GIVEN how often I criticise the ABC for what it leaves out of reports, it’s only fair I commend it for providing readers with an admirably bigger picture. Who are Tony Fitzgerald and Alan Wilson, the two men set to review Queensland’s corruption watchdog? Well, amongst other things – renowned ones in the case of the former – both have been opinionated critics in a private capacity of a Liberal National government but not of a Labor one. As Campbell Newman campaigned for a second term as Premier in 2015, ‘corruption buster’ Fitzgerald wrote a column for The Drum advising voters to oust him and his party from the Treasury Benches. He was especially outraged by ‘harsh’ anti-bikie laws but has never weighed in on Annastacia Palaszczuk’s harsher border policies. One per centers had rights but 78 year-old grandfathers left to die in car parks in the name of covid-zero apparently didn’t. In June 2014, Fitzgerald backed an ugly mob that succeeded in chasing Newman-appointed Chief Justice Tim Carmody from the Supreme Court. The Labor Lawyers Union that dominates the Queensland judiciary argued he was too close to the government.

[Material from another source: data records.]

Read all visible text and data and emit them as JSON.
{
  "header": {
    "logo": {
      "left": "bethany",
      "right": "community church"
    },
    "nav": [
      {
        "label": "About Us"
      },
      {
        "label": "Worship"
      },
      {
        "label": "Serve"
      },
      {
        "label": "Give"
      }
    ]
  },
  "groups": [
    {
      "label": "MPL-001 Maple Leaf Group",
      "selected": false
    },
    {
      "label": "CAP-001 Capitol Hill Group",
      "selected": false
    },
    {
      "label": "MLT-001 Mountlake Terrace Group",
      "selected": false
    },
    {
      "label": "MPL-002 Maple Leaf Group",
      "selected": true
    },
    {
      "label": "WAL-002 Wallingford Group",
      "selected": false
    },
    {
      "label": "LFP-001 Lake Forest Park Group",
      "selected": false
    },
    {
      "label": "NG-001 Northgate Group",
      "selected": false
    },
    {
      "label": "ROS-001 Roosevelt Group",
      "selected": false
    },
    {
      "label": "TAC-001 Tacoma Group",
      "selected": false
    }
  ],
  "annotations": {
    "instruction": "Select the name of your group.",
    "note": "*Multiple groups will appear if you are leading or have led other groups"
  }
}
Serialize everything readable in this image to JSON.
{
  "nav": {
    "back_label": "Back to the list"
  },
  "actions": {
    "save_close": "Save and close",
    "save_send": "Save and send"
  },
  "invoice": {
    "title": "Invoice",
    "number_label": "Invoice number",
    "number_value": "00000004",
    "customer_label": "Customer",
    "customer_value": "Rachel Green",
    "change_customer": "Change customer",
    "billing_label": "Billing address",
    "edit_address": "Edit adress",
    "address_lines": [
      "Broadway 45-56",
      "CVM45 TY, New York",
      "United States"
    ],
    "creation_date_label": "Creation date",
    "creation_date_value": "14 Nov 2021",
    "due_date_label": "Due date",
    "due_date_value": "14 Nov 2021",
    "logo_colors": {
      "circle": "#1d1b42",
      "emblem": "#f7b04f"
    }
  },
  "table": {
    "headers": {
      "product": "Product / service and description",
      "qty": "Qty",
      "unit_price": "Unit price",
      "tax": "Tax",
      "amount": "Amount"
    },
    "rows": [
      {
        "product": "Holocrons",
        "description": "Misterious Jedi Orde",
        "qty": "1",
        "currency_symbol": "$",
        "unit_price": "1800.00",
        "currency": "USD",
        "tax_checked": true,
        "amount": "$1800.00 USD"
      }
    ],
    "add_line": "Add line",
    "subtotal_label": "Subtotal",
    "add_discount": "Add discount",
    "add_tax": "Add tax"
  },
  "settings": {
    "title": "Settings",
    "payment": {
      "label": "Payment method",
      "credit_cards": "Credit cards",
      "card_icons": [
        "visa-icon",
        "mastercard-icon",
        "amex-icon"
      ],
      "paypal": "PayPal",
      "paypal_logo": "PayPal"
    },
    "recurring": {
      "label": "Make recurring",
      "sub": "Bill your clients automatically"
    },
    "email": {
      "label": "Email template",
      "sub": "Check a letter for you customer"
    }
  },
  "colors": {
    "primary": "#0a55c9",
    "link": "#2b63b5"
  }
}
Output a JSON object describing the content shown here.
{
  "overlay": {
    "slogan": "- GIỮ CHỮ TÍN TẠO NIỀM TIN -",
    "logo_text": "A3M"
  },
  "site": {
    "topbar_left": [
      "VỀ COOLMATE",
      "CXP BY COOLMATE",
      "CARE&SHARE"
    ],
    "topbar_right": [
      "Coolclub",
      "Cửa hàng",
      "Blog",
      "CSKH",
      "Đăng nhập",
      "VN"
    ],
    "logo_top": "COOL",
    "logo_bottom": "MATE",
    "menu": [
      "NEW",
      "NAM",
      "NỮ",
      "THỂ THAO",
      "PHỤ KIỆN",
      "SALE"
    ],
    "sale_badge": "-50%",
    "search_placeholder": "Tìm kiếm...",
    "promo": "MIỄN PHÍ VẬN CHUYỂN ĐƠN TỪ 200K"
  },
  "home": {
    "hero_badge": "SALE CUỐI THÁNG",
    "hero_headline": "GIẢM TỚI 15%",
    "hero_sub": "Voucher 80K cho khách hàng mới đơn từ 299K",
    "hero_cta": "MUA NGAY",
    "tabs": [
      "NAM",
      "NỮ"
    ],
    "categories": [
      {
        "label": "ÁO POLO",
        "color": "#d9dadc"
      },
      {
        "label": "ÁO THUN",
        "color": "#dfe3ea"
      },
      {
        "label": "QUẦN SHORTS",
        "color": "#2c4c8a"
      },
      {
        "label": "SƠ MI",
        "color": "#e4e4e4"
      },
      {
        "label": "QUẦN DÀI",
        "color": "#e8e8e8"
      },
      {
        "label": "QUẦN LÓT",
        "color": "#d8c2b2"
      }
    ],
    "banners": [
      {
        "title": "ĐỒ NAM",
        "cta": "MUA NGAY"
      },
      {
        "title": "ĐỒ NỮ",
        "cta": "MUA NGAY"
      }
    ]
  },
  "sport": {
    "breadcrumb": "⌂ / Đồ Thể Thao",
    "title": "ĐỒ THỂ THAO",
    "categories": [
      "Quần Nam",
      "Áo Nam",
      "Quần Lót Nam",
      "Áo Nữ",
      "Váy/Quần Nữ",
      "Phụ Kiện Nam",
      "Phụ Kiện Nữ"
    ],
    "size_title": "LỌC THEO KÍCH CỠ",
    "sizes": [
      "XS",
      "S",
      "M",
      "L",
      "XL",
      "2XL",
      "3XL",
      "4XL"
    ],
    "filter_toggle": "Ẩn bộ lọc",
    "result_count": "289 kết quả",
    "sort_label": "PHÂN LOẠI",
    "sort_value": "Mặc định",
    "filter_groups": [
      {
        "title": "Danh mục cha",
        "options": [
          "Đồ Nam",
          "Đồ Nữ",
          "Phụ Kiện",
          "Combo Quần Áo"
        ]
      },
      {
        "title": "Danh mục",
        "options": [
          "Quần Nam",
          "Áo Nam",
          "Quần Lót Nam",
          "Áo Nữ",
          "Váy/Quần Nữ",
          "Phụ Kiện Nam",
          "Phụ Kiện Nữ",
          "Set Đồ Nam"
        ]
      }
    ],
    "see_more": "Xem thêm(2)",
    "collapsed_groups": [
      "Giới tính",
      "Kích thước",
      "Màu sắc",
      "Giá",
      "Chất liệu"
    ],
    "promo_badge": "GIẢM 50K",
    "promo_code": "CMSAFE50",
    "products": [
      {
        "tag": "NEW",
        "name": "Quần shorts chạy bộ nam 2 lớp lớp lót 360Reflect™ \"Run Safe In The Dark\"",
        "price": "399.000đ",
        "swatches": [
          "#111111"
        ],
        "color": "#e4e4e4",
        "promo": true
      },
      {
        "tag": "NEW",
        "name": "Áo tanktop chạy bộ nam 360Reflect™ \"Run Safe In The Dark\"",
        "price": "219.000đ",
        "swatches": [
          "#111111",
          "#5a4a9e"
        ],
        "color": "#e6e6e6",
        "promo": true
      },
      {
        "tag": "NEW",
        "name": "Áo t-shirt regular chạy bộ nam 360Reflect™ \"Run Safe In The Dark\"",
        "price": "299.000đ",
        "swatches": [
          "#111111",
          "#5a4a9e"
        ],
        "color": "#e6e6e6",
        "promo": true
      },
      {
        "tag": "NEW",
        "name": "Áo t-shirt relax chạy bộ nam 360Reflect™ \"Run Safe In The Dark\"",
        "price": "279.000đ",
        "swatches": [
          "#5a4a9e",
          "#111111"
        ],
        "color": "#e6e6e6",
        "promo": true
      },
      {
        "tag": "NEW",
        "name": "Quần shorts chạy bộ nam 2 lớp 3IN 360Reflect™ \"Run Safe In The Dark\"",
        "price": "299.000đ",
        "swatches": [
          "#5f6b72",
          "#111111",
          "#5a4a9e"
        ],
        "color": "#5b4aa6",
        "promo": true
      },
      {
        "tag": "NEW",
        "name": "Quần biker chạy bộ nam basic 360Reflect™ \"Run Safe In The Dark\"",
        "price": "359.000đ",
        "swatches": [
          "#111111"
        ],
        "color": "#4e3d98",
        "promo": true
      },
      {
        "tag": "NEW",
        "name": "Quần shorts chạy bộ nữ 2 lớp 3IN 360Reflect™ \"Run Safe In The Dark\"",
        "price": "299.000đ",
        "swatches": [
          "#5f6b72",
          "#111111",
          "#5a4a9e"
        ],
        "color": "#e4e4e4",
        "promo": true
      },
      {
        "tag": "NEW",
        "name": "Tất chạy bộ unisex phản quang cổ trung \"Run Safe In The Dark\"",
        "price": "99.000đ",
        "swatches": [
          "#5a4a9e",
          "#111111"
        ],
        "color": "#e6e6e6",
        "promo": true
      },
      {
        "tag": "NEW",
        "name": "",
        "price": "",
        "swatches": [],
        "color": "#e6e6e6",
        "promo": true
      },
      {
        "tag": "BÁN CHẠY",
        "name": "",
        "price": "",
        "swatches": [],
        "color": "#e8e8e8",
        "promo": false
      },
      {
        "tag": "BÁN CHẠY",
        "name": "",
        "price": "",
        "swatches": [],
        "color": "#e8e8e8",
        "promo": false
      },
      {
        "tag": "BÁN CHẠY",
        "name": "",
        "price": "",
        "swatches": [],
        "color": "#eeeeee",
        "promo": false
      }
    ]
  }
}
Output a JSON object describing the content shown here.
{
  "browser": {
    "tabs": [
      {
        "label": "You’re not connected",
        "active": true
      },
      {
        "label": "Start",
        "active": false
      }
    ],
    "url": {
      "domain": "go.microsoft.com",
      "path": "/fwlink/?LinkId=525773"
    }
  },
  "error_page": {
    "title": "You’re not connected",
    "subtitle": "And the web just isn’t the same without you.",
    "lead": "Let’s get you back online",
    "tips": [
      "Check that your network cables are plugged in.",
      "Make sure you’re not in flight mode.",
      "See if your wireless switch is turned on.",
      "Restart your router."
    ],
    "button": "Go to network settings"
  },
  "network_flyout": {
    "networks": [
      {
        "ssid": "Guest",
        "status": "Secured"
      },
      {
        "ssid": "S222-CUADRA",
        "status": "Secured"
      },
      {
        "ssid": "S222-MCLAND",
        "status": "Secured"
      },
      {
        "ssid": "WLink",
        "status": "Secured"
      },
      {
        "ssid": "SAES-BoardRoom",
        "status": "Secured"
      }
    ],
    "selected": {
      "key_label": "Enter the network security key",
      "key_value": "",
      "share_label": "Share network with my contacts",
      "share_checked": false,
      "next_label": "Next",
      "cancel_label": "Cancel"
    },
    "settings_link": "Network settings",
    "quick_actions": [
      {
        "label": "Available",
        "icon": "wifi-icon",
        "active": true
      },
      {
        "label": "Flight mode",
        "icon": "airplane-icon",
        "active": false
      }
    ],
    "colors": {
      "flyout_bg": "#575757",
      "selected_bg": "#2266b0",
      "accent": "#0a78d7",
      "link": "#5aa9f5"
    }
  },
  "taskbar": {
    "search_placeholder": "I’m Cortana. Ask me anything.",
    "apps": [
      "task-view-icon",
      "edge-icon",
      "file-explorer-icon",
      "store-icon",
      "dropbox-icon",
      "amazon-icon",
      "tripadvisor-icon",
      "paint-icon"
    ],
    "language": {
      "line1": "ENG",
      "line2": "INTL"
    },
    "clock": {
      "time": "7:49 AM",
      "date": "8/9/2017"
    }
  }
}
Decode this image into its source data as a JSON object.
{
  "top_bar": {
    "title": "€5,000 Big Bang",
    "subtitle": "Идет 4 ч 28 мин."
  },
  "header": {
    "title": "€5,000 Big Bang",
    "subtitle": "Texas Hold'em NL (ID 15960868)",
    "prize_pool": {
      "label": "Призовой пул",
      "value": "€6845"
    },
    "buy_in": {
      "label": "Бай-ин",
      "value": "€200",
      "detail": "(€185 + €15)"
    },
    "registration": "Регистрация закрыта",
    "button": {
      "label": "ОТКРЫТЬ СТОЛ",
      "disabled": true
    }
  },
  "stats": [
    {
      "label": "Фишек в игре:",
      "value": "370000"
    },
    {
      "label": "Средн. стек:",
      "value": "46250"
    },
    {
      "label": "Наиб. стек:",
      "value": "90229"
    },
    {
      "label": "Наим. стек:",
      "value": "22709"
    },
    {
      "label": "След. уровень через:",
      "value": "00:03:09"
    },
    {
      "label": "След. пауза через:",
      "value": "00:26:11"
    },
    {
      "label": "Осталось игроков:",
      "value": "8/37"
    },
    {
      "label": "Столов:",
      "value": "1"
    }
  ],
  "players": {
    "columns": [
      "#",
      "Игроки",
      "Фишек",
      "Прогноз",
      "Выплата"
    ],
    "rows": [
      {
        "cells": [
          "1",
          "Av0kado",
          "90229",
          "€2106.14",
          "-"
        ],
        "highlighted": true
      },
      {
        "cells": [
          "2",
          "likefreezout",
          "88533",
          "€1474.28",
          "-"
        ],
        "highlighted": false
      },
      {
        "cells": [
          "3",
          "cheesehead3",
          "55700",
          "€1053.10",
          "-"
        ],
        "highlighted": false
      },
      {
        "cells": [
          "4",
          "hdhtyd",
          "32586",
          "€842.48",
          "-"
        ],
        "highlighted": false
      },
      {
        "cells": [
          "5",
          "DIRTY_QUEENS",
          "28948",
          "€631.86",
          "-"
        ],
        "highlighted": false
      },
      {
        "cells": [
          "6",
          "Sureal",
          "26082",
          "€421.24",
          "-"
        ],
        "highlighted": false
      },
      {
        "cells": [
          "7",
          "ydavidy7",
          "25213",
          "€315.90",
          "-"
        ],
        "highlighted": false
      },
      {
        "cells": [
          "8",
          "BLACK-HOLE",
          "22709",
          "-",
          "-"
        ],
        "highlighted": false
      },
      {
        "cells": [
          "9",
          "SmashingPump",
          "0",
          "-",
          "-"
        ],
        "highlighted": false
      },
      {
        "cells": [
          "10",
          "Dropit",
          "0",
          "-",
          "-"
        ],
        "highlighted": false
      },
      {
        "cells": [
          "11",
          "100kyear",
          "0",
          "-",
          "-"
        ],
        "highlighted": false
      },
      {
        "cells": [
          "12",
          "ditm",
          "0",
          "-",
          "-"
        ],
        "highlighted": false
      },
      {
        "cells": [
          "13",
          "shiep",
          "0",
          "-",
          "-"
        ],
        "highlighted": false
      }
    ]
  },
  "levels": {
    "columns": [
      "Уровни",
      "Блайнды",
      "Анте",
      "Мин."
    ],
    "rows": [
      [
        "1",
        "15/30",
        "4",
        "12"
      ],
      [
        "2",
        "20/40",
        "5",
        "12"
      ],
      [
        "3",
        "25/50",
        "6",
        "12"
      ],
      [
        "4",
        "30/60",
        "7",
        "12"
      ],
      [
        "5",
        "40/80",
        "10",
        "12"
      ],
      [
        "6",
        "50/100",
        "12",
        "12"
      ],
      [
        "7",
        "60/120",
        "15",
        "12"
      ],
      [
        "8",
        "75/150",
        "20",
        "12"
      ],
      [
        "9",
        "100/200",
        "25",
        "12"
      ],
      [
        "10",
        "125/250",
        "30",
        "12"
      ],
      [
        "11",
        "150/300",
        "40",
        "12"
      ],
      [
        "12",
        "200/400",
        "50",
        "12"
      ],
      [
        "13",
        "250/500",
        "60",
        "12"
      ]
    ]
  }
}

Alan Wilson was appointed to the District Court by Peter Beattie in 2001 and to the Supreme Court by Anna Bligh in 2009. When he retired in 2015, he too made a point of publicly attacking Chief Justice Carmody. “The Supreme Court has for many years had a very sensible protocol which appoints judges to that court in strict order of seniority, to ensure there can never be any suggestion of political influence or motive in the appointment,” Wilson sniffed. A specious dodge, this presupposes a single company never owns most of the cabs on a rank – make and model notwithstanding – and wouldn’t survive scrutiny in a moot court.
When the Palaszczuk government came to office in 2015, a top priority was ending the crackdown on outlaw motorcycle gangs. This was politically tricky because the public was generally in favour of the new, ruthless approach. Attorney-General Yvette D’Ath decided the best policy would be to outsource the undermining of anti-bikie legislation to a “taskforce” of hand-picked reviewers that could be relied upon to recommend dumping it. As with all investigative pretenses of this familiar kind, the important thing was to secure the ‘right’ result. Wilson accepted the Labor government’s invitation to helm the inquiry. Even the national broadcaster raised a plucked eyebrow about this “vocal critic” being appointed to give impartial advice: “Justice Wilson is the third Carmody critic to be promoted by the State Labor Government.”
This track record of hostility to the non-Labor side doesn’t mean Fitzgerald and Wilson, now aged 80 and 72 respectively, cannot be trusted to disinterestedly investigate the multiple scandals now engulfing the corrupt Palaszczuk government. However, unless their commission of inquiry insists on transcending rigged terms of reference designed to divert attention away from the government, the exercise will be an infamous farce and badly damage their reputations. So too will a phony pox-on-both-their-houses cop-out. The Newman government is long gone. The official brief – to review the powers and functionality of the Crime and Corruption Commission – is so obvious a diversion that two grouchy old men may see it as an affront. Let’s hope so.